== Data for processing

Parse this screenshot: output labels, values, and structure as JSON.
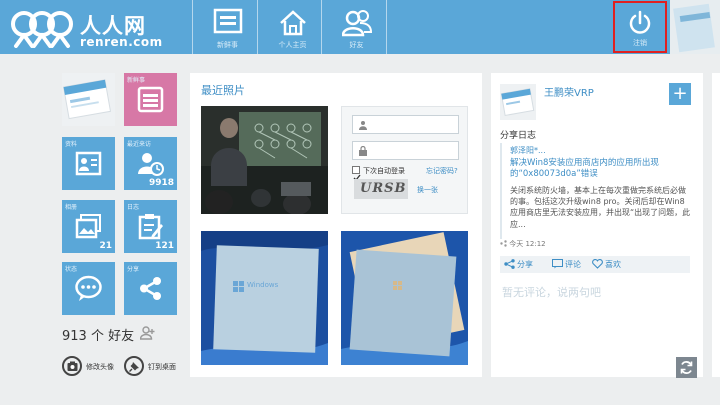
{
  "header": {
    "logo_text": "人人网",
    "logo_url": "renren.com",
    "nav": [
      {
        "label": "新鲜事"
      },
      {
        "label": "个人主页"
      },
      {
        "label": "好友"
      }
    ],
    "logout_label": "注销"
  },
  "tiles": {
    "news": {
      "label": "新鲜事"
    },
    "profile": {
      "label": "资料"
    },
    "visitors": {
      "label": "最近来访",
      "count": "9918"
    },
    "album": {
      "label": "相册",
      "count": "21"
    },
    "blog": {
      "label": "日志",
      "count": "121"
    },
    "status": {
      "label": "状态"
    },
    "share": {
      "label": "分享"
    }
  },
  "friends": {
    "text": "913 个 好友"
  },
  "actions": {
    "change_avatar": "修改头像",
    "pin_desktop": "钉到桌面"
  },
  "photos": {
    "title": "最近照片",
    "login_card": {
      "remember": "下次自动登录",
      "forgot": "忘记密码?",
      "captcha": "URSB",
      "refresh": "换一张"
    },
    "windows_text": "Windows"
  },
  "feed": {
    "author": "王鹏荣VRP",
    "action": "分享日志",
    "ref": "郭泽阳*...",
    "post_title": "解决Win8安装应用商店内的应用所出现的“0x80073d0a”错误",
    "post_body": "关闭系统防火墙，基本上在每次重做完系统后必做的事。包括这次升级win8 pro。关闭后却在Win8 应用商店里无法安装应用，并出现“出现了问题，此应...",
    "time": "今天 12:12",
    "share": "分享",
    "comment": "评论",
    "like": "喜欢",
    "no_comment": "暂无评论，说两句吧"
  },
  "colors": {
    "accent": "#5aa7d8",
    "tile_pink": "#d778a6",
    "link": "#3e8ec5",
    "logout_highlight": "#e02020"
  }
}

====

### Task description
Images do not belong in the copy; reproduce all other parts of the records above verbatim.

### Response to this task
Parse this screenshot: output labels, values, and structure as JSON.
{
  "header": {
    "logo_text": "人人网",
    "logo_url": "renren.com",
    "nav": [
      {
        "label": "新鲜事"
      },
      {
        "label": "个人主页"
      },
      {
        "label": "好友"
      }
    ],
    "logout_label": "注销"
  },
  "tiles": {
    "news": {
      "label": "新鲜事"
    },
    "profile": {
      "label": "资料"
    },
    "visitors": {
      "label": "最近来访",
      "count": "9918"
    },
    "album": {
      "label": "相册",
      "count": "21"
    },
    "blog": {
      "label": "日志",
      "count": "121"
    },
    "status": {
      "label": "状态"
    },
    "share": {
      "label": "分享"
    }
  },
  "friends": {
    "text": "913 个 好友"
  },
  "actions": {
    "change_avatar": "修改头像",
    "pin_desktop": "钉到桌面"
  },
  "photos": {
    "title": "最近照片",
    "login_card": {
      "remember": "下次自动登录",
      "forgot": "忘记密码?",
      "captcha": "URSB",
      "refresh": "换一张"
    },
    "windows_text": "Windows"
  },
  "feed": {
    "author": "王鹏荣VRP",
    "action": "分享日志",
    "ref": "郭泽阳*...",
    "post_title": "解决Win8安装应用商店内的应用所出现的“0x80073d0a”错误",
    "post_body": "关闭系统防火墙，基本上在每次重做完系统后必做的事。包括这次升级win8 pro。关闭后却在Win8 应用商店里无法安装应用，并出现“出现了问题，此应...",
    "time": "今天 12:12",
    "share": "分享",
    "comment": "评论",
    "like": "喜欢",
    "no_comment": "暂无评论，说两句吧"
  },
  "colors": {
    "accent": "#5aa7d8",
    "tile_pink": "#d778a6",
    "link": "#3e8ec5",
    "logout_highlight": "#e02020"
  }
}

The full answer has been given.